In further support of its “bad faith” registration and use argument, Complainant, upon information and belief, asserts that Respondent provided false contact information to the registrar, and that, as of the date the complaint was executed, the domain name in issue did not resolve to a website. See Complaint, Exhibit R. “Such inactive or passive holding constitutes bad faith use,” Complainant declares, “especially where Complainant has a strong reputation and is widely known, and Respondent has unlawfully impersonated Complainant in email correspondence to third parties, and has taken active steps to conceal its true identity.”
Respondent did not reply to Complainant's contentions.
The Panel finds that the disputed domain name is confusingly similar to the FOX and FOX INTERACTIVE marks. The domain name incorporates the mark FOX INTERACTIVE in its entirety, adding only descriptive terms and the top-level domain “.com.” As noted by Complainant, “[i]t has been routinely held that [the] addition of descriptive or generic wording to a mark satisfies Section 4(a)(i) of the Policy.” See, e.g., National Association for Stock Car Auto Racing, Inc. v. David Crawford, Jr., WIPO Case No. D2001-1338.
The evidence also indicates that Complainant has rights in the FOX and FOX INTERACTIVE marks.
The Panel determines, also in light of the Panel's findings under the “Bad Faith” Section below, that Respondent has no rights or legitimate interests in the disputed domain name. There is no evidence that Respondent is using the domain name in connection with a bona fide offering of goods or services, that Respondent is commonly known by the domain name, or that Respondent is making a legitimate noncommercial or fair use of the domain name.

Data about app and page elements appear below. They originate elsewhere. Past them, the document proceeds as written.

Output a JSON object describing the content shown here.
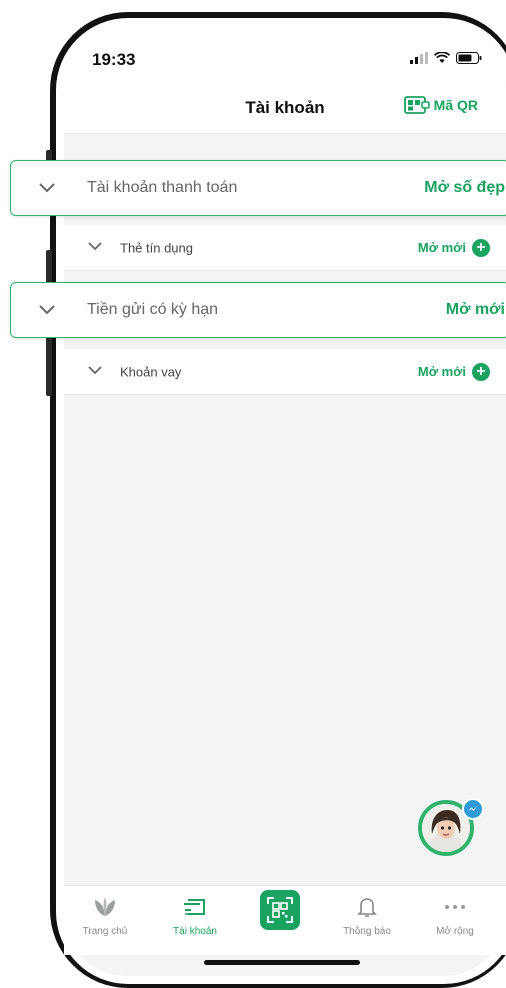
{
  "status": {
    "time": "19:33"
  },
  "header": {
    "title": "Tài khoản",
    "qr_label": "Mã QR"
  },
  "cards": [
    {
      "label": "Tài khoản thanh toán",
      "action": "Mở số đẹp"
    },
    {
      "label": "Tiền gửi có kỳ hạn",
      "action": "Mở mới"
    }
  ],
  "rows": [
    {
      "label": "Thẻ tín dụng",
      "action": "Mở mới"
    },
    {
      "label": "Khoản vay",
      "action": "Mở mới"
    }
  ],
  "nav": [
    {
      "label": "Trang chủ",
      "icon": "home-leaf-icon"
    },
    {
      "label": "Tài khoản",
      "icon": "wallet-icon"
    },
    {
      "label": "",
      "icon": "qr-scan-icon"
    },
    {
      "label": "Thông báo",
      "icon": "bell-icon"
    },
    {
      "label": "Mở rộng",
      "icon": "more-dots-icon"
    }
  ],
  "colors": {
    "brand": "#1aa260",
    "card_border": "#2fb36c",
    "background": "#f3f5f5"
  }
}
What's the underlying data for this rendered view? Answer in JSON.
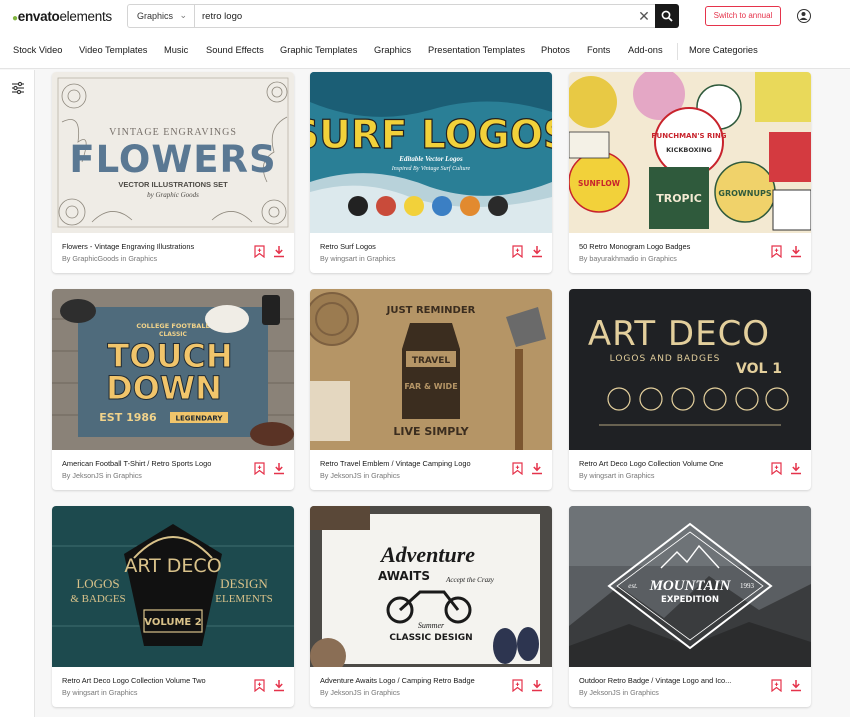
{
  "brand": {
    "logo_leaf": "●",
    "logo_word1": "envato",
    "logo_word2": "elements"
  },
  "search": {
    "category": "Graphics",
    "query": "retro logo",
    "clear_icon": "close-icon",
    "submit_icon": "search-icon"
  },
  "header": {
    "annual_button": "Switch to annual",
    "account_icon": "user-icon"
  },
  "nav": {
    "items": [
      "Stock Video",
      "Video Templates",
      "Music",
      "Sound Effects",
      "Graphic Templates",
      "Graphics",
      "Presentation Templates",
      "Photos",
      "Fonts",
      "Add-ons"
    ],
    "more": "More Categories"
  },
  "sidebar": {
    "filter_icon": "filter-sliders-icon"
  },
  "colors": {
    "accent": "#e5334b",
    "brand_green": "#82b540",
    "dark": "#191919"
  },
  "cards": [
    {
      "title": "Flowers - Vintage Engraving Illustrations",
      "author": "By GraphicGoods in Graphics",
      "art": {
        "l1": "VINTAGE ENGRAVINGS",
        "l2": "FLOWERS",
        "l3": "VECTOR ILLUSTRATIONS SET",
        "l4": "by Graphic Goods"
      }
    },
    {
      "title": "Retro Surf Logos",
      "author": "By wingsart in Graphics",
      "art": {
        "l1": "SURF LOGOS",
        "l2": "Editable Vector Logos",
        "l3": "Inspired By Vintage Surf Culture"
      }
    },
    {
      "title": "50 Retro Monogram Logo Badges",
      "author": "By bayurakhmadio in Graphics",
      "art": {
        "l1": "PUNCHMAN'S RING",
        "l2": "KICKBOXING",
        "l3": "TROPIC",
        "l4": "GROWNUPS",
        "l5": "SUNFLOW"
      }
    },
    {
      "title": "American Football T-Shirt / Retro Sports Logo",
      "author": "By JeksonJS in Graphics",
      "art": {
        "l1": "COLLEGE FOOTBALL",
        "l2": "CLASSIC",
        "l3": "TOUCH",
        "l4": "DOWN",
        "l5": "EST 1986",
        "l6": "LEGENDARY"
      }
    },
    {
      "title": "Retro Travel Emblem / Vintage Camping Logo",
      "author": "By JeksonJS in Graphics",
      "art": {
        "l1": "JUST REMINDER",
        "l2": "TRAVEL",
        "l3": "FAR & WIDE",
        "l4": "LIVE SIMPLY"
      }
    },
    {
      "title": "Retro Art Deco Logo Collection Volume One",
      "author": "By wingsart in Graphics",
      "art": {
        "l1": "ART DECO",
        "l2": "LOGOS AND BADGES",
        "l3": "VOL 1"
      }
    },
    {
      "title": "Retro Art Deco Logo Collection Volume Two",
      "author": "By wingsart in Graphics",
      "art": {
        "l1": "ART DECO",
        "l2": "LOGOS",
        "l3": "& BADGES",
        "l4": "DESIGN",
        "l5": "ELEMENTS",
        "l6": "VOLUME 2"
      }
    },
    {
      "title": "Adventure Awaits Logo / Camping Retro Badge",
      "author": "By JeksonJS in Graphics",
      "art": {
        "l1": "Adventure",
        "l2": "AWAITS",
        "l3": "Accept the Crazy",
        "l4": "Summer",
        "l5": "CLASSIC DESIGN"
      }
    },
    {
      "title": "Outdoor Retro Badge / Vintage Logo and Ico...",
      "author": "By JeksonJS in Graphics",
      "art": {
        "l1": "MOUNTAIN",
        "l2": "EXPEDITION",
        "l3": "est.",
        "l4": "1993"
      }
    }
  ]
}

The Panel further determines that the domain name in issue was registered and is being used in bad faith. Given the longstanding and widespread use of the FOX and FOX INTERACTIVE marks, there can be little doubt that Respondent was aware of such marks and their use in connection with various forms of media prior to the registration of the domain name on August 10, 2009.
The evidence further supports a finding that Respondent indicated to third parties that it is associated with Complainant. This is further evidence of bad faith registration and use. Exhibit P to the Complaint includes the text of an email message in which Complainant was informed that xanga.com was approached by somebody at <foxinteractivemedia-inc.com> indicating that Fox Interactive media was currently searching for ad placements for BigFishGames.com.
The Panel finds other evidence of bad faith registration and use in Respondent's efforts to conceal its true identity and in Complainant's assertion that the domain name in issue is not being used with an active website. With respect to the former, Complainant notes that the contact information provided to the registrar was for a restaurant and bar in Beverly Hills, California. With respect to the latter, numerous UDRP panel decisions have held that passive holding of a domain name does not prevent a finding of bad faith use, especially where, as here, a complainant has a widely known and long-used mark, there is no response, and the respondent has sought to conceal its true identity. See, e.g., Telstra Corporation Limited v. Nuclear Marshmallows, WIPO Case No. D2000-0003.
For all the foregoing reasons, in accordance with paragraphs 4(i) of the Policy and 15 of the Rules, the Panel orders that the domain name <foxinteractivemedia-inc.com> be transferred to Complainant.
Jeffrey M. Samuels
Dated: December 15, 2009